ELA: Writing ELA: ^Other Study Skills & Tools K-8 Strategy


Auditory Processing Working Memory Verbal Memory Processing Speed

Multi-Modal Spelling Strategies

If your student is struggling with spelling, particularly if they have stronger visual memory

Teach It!

  1. Objective: Students with stronger visual skills and difficulty with spelling will use visual and kinesthetic reinforcement to support spelling retention.
  2. Draw a Picture: Integrate a picture with each letter of the spelling word, or on the challenging letters. The student can remember the picture and perhaps a story to go with the picture to effectively remember the spelling.
  3. Use Different Colors: Trace the word using one color for the beginning sound, a second color for the vowel, and a third for the end sound. Adjust depending on the complexity of the word, perhaps a fourth color for silent "e" or a different color for consonant digraphs (sh, th, etc.) Have the student re-write the word independently two or three times using the same colors used for tracing.
  4. Create a "Staircase": Have the student place one letter (or phoneme such as "sh" or "ch") on each stair. Breaking up the letters and going up or down the staircase can help the student visualize the spelling more easily.
  5. Reflex Spelling: Repeated written practice will build automaticity. Have the student write the word twice the normal size several times to exaggerate the feel, and hence ingrain the spelling, of the word. When the student can write double the size correctly without hesitating, have the student write the word in a normal size without hesitating. If the student spells the word incorrectly and/or hesitates, go back to a few more practices with the DOUBLE size.
  6. Skywriting: Students write words in the air using the whole arm in a big movement pattern. Using large muscles to practice forming the letters will help ingrain in memory. When forming the imaginary letters, stand up with the whole arm and index and middle fingers extended straight out. Students should also say each letter aloud as they are skywriting for added reinforcement.

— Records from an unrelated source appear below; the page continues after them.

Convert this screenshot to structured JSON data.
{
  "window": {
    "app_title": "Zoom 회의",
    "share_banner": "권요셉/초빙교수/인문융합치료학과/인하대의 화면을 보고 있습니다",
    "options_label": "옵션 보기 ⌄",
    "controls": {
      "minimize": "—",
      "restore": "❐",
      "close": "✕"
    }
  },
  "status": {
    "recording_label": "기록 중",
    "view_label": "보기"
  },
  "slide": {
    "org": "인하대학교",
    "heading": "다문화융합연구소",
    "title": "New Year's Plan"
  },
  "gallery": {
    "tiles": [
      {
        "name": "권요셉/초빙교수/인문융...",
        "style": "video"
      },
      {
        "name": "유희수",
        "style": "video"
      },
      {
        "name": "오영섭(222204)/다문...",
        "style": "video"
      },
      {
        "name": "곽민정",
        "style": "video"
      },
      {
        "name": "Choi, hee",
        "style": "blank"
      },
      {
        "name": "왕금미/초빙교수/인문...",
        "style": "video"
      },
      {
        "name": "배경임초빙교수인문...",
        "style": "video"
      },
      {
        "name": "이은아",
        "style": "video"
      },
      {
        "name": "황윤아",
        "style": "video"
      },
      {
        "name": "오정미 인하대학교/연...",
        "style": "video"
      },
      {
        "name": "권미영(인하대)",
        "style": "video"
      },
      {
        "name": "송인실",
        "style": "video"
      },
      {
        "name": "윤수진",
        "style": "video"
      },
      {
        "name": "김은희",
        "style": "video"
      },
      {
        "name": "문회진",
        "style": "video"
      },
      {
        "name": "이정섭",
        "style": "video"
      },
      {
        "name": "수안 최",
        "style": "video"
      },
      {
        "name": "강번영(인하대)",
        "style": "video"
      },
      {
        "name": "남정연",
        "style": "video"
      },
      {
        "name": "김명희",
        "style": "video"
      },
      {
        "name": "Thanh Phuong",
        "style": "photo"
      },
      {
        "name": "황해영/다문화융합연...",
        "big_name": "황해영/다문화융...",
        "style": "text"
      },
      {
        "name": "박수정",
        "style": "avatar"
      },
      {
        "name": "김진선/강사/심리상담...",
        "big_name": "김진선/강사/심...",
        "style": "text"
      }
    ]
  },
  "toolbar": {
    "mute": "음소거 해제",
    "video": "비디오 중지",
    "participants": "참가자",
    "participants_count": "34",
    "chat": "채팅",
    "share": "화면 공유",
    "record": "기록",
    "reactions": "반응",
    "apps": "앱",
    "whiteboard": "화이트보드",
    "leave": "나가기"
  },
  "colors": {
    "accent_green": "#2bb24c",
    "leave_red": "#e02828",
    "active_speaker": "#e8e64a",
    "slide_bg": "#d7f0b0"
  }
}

Why It Works (the Science Of Learning)!

Spelling relies on a variety of cognitive skills, most typically working memory and verbal memory. Students with stronger visual memory and reasoning skills, however, might benefit from using some less common and less traditional approaches that enable them to use visual reinforcement to more effectively recall spellings. While not as important as it once was, spelling is still an important skill for developing students' overall writing skills.

Best-suited for students with weaker: Attention, Auditory Processing, Inhibition, Self-Regulation, Long-term Memory, Short-Term Memory, Working Memory, Processing Speed (Source: Digital Promise Learner Variability Project)